Quote: "It’s captivating, just sitting down there and watching these kids spelling words you’ve never heard before." ESPN spokesman Mac Nwulu in the AP.
Figure of Speech: anacoluthon (an-a-COL-u-thon), the grammar shift.
The National Spelling Bee has finally made it to prime time TV. ABC will air the finals next month. But ESPN has been airing America’s nerdiest sport for years. The network’s spokesman uses an anacoluthon (“lacking order”) to describe the thrill of witnessing word-stuffed pre-pubes wrestle with orthographic punctilios. (Figaro can’t spell worth a damn, but he dares those punks to take him on in synonyms and neologizing.)
The anacoluthon begins a sentence with a grammatical order that changes partway through — not "It’s captivating to sit…" but "It’s captivating, just sitting…" The figure allows you to introduce a shift in scene, like blurring a movie frame before a dream sequence.

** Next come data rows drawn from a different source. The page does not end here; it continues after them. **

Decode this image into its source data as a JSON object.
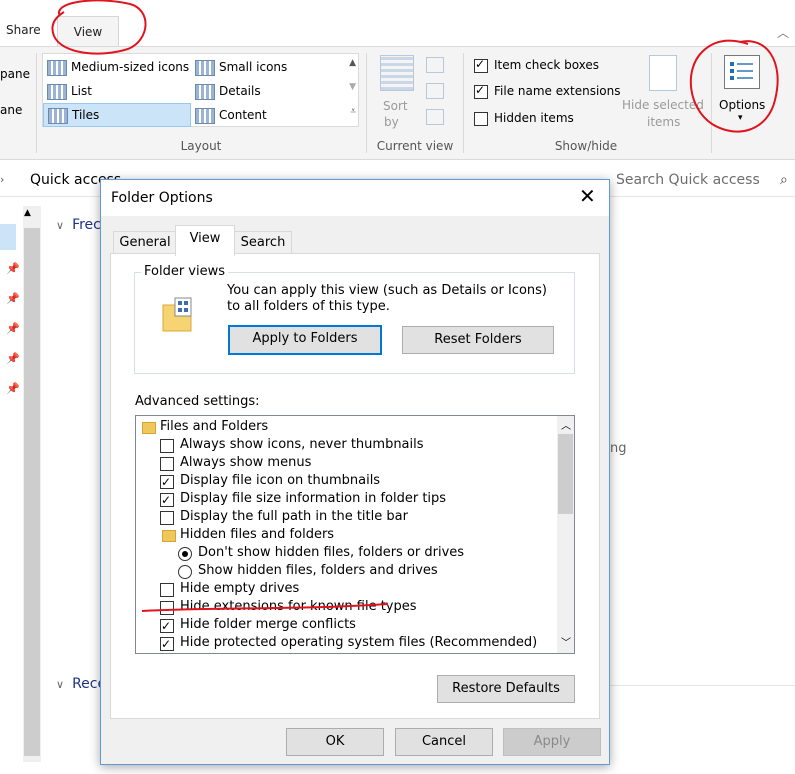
{
  "ribbon": {
    "tabs": [
      "Share",
      "View"
    ],
    "left_partial_labels": [
      "pane",
      "ane"
    ],
    "layout": {
      "items": [
        "Medium-sized icons",
        "Small icons",
        "List",
        "Details",
        "Tiles",
        "Content"
      ],
      "group_label": "Layout"
    },
    "current_view": {
      "sort_label": "Sort",
      "sort_by": "by",
      "group_label": "Current view"
    },
    "show_hide": {
      "item_check_boxes": "Item check boxes",
      "file_name_extensions": "File name extensions",
      "hidden_items": "Hidden items",
      "hide_selected": "Hide selected",
      "hide_selected_2": "items",
      "group_label": "Show/hide"
    },
    "options_label": "Options"
  },
  "navbar": {
    "location": "Quick access",
    "search_placeholder": "Search Quick access"
  },
  "background": {
    "section_frequent": "Frec",
    "section_recent": "Rece",
    "partial_text": "ng"
  },
  "dialog": {
    "title": "Folder Options",
    "tabs": [
      "General",
      "View",
      "Search"
    ],
    "folder_views": {
      "legend": "Folder views",
      "description": "You can apply this view (such as Details or Icons) to all folders of this type.",
      "apply_button": "Apply to Folders",
      "reset_button": "Reset Folders"
    },
    "advanced_label": "Advanced settings:",
    "tree": [
      {
        "kind": "folder",
        "label": "Files and Folders"
      },
      {
        "kind": "check",
        "checked": false,
        "label": "Always show icons, never thumbnails"
      },
      {
        "kind": "check",
        "checked": false,
        "label": "Always show menus"
      },
      {
        "kind": "check",
        "checked": true,
        "label": "Display file icon on thumbnails"
      },
      {
        "kind": "check",
        "checked": true,
        "label": "Display file size information in folder tips"
      },
      {
        "kind": "check",
        "checked": false,
        "label": "Display the full path in the title bar"
      },
      {
        "kind": "subfolder",
        "label": "Hidden files and folders"
      },
      {
        "kind": "radio",
        "checked": true,
        "label": "Don't show hidden files, folders or drives"
      },
      {
        "kind": "radio",
        "checked": false,
        "label": "Show hidden files, folders and drives"
      },
      {
        "kind": "check",
        "checked": false,
        "label": "Hide empty drives"
      },
      {
        "kind": "check",
        "checked": false,
        "label": "Hide extensions for known file types"
      },
      {
        "kind": "check",
        "checked": true,
        "label": "Hide folder merge conflicts"
      },
      {
        "kind": "check",
        "checked": true,
        "label": "Hide protected operating system files (Recommended)"
      }
    ],
    "restore_defaults": "Restore Defaults",
    "ok": "OK",
    "cancel": "Cancel",
    "apply": "Apply"
  },
  "colors": {
    "annotation": "#e0141e",
    "accent": "#0078d7"
  }
}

Use it to hold your audience — you know — spellbound.Snappy Answer: "We’ll watch it for the foreign beer commercials and highly educated cheerleaders."